• _DESCRIPTION OF THE TASK_
In the records that follow, find each line with the word "icon" and copy it.

[Opening THE INPUT section]

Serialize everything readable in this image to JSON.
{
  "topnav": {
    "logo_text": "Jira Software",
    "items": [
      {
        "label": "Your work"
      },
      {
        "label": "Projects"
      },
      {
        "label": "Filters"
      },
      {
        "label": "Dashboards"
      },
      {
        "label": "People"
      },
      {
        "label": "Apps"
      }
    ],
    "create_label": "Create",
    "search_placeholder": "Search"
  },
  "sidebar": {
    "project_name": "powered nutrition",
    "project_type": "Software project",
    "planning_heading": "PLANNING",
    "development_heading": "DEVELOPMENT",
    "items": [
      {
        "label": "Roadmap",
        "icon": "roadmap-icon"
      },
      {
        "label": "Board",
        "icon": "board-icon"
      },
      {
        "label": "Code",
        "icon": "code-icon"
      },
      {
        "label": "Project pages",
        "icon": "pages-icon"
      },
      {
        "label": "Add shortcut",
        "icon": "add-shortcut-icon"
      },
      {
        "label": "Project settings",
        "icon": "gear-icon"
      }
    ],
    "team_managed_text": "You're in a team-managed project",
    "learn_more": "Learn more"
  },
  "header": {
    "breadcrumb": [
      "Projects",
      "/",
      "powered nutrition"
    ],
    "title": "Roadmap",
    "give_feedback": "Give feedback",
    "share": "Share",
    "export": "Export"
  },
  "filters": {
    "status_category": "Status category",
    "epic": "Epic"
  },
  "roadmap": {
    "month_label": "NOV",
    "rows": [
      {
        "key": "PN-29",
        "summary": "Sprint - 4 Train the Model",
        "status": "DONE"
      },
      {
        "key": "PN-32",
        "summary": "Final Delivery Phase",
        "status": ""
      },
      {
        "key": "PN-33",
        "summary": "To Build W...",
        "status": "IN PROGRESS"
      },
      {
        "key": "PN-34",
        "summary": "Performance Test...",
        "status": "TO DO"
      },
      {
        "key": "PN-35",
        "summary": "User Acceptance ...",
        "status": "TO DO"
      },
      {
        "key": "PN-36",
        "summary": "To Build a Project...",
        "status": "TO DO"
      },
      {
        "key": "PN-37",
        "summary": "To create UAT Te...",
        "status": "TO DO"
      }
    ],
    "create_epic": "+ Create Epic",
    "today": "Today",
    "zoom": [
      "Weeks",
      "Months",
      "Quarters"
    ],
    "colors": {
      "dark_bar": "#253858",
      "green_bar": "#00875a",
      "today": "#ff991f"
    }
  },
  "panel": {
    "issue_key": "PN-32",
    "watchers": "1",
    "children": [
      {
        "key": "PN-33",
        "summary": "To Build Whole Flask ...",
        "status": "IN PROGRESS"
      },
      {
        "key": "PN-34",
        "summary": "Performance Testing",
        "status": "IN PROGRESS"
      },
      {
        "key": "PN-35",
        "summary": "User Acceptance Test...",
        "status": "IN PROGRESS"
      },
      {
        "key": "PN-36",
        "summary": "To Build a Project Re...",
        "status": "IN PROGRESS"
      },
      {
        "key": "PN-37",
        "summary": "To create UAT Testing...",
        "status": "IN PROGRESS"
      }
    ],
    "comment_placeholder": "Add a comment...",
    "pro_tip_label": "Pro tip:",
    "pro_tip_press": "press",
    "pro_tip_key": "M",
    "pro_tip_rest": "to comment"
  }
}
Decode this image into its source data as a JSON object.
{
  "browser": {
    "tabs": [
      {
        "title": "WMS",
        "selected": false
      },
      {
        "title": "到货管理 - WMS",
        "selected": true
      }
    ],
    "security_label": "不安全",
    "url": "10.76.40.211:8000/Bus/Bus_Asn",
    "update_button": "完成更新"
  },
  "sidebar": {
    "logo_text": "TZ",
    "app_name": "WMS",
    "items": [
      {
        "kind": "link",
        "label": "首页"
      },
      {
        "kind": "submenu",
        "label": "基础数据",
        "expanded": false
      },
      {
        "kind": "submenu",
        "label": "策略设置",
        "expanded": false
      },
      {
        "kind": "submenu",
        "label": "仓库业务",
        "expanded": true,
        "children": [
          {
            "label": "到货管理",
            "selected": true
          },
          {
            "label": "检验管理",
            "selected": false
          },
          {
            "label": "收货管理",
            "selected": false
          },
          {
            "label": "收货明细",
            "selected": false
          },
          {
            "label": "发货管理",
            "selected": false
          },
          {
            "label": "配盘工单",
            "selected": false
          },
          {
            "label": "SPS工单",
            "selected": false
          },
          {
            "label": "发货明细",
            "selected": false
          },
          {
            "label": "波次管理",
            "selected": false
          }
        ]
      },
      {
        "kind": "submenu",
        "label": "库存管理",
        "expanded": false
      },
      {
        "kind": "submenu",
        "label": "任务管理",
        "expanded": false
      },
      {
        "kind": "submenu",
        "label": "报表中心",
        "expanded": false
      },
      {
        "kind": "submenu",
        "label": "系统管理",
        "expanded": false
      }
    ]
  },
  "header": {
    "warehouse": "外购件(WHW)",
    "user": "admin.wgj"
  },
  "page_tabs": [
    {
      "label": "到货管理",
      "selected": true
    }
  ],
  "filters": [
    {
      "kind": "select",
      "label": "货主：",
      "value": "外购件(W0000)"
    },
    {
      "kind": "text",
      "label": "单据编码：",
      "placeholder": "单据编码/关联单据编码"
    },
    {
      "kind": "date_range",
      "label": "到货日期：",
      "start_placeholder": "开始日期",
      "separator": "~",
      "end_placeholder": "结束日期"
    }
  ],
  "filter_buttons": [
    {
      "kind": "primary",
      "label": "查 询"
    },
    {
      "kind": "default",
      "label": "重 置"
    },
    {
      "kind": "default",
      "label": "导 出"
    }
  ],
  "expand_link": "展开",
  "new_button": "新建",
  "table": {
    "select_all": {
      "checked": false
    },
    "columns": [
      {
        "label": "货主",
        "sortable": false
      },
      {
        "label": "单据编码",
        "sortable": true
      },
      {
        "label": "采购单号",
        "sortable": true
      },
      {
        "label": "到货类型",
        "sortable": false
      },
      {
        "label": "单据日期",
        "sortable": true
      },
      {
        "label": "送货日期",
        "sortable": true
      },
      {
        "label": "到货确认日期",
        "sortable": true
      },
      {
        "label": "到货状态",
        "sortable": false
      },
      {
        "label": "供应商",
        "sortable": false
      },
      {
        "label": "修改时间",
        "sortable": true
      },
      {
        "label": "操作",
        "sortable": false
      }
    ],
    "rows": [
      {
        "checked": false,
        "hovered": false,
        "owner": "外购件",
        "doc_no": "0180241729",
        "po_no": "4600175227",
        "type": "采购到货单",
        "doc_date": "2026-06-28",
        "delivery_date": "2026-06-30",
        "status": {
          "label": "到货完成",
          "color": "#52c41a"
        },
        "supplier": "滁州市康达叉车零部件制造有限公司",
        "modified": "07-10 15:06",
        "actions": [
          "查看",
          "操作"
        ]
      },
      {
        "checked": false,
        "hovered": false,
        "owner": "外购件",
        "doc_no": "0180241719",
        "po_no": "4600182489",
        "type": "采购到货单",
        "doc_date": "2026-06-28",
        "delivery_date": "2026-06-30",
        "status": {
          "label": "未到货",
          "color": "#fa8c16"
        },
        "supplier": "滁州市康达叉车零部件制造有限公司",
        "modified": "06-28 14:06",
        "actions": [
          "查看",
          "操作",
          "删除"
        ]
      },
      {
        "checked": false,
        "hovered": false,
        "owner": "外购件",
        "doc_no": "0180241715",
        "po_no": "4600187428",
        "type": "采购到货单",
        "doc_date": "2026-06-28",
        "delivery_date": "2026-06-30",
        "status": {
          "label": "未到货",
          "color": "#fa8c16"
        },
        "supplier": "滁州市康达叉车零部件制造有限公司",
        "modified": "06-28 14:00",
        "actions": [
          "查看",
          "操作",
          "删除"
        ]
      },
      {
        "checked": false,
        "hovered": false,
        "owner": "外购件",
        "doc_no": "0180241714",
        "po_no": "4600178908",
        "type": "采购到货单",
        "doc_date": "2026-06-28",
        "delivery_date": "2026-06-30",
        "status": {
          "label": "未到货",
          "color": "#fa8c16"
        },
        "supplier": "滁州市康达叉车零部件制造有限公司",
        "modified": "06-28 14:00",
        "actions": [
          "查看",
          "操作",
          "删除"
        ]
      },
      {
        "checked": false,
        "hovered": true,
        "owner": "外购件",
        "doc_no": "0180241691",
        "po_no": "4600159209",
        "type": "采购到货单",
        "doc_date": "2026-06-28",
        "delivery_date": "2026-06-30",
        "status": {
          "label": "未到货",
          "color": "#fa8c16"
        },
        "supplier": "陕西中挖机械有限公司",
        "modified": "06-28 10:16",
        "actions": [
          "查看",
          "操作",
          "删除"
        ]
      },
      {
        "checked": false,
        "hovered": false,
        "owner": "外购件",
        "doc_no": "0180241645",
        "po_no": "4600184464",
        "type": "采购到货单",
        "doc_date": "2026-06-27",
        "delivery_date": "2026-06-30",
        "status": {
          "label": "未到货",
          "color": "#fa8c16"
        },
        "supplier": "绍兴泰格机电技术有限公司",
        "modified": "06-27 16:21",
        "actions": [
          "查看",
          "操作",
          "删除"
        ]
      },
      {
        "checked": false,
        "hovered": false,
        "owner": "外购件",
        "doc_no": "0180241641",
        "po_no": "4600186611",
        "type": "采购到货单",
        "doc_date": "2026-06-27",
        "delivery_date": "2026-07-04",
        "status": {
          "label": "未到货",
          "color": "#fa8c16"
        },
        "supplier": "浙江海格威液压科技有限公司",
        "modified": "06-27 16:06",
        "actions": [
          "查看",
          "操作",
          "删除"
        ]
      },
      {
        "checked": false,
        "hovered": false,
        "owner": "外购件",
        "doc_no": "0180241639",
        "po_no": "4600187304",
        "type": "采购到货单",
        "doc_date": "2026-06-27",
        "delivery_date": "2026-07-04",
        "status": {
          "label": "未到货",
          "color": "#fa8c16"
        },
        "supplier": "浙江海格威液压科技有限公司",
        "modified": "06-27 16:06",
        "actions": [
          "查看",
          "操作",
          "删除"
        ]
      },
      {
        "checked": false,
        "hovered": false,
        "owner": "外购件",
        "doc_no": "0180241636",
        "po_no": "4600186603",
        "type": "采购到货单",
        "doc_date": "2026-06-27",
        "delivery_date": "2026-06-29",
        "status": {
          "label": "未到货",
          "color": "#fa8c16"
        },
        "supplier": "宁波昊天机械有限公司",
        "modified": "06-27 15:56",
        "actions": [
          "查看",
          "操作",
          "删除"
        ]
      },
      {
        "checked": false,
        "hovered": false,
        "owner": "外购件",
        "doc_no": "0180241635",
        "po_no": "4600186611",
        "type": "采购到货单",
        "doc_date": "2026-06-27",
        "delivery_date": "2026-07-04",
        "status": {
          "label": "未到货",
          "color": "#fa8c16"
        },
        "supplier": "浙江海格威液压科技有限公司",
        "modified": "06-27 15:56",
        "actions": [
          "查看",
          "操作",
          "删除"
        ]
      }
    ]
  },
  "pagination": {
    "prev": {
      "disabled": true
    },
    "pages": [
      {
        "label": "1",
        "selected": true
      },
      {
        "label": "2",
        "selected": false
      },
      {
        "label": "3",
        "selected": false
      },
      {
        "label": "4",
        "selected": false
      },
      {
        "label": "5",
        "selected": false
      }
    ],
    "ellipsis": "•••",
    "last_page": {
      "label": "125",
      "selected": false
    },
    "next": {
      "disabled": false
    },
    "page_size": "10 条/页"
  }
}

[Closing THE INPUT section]

• _ANSWER TO THIS EXERCISE_
        "icon": "roadmap-icon"
        "icon": "board-icon"
        "icon": "code-icon"
        "icon": "pages-icon"
        "icon": "add-shortcut-icon"
        "icon": "gear-icon"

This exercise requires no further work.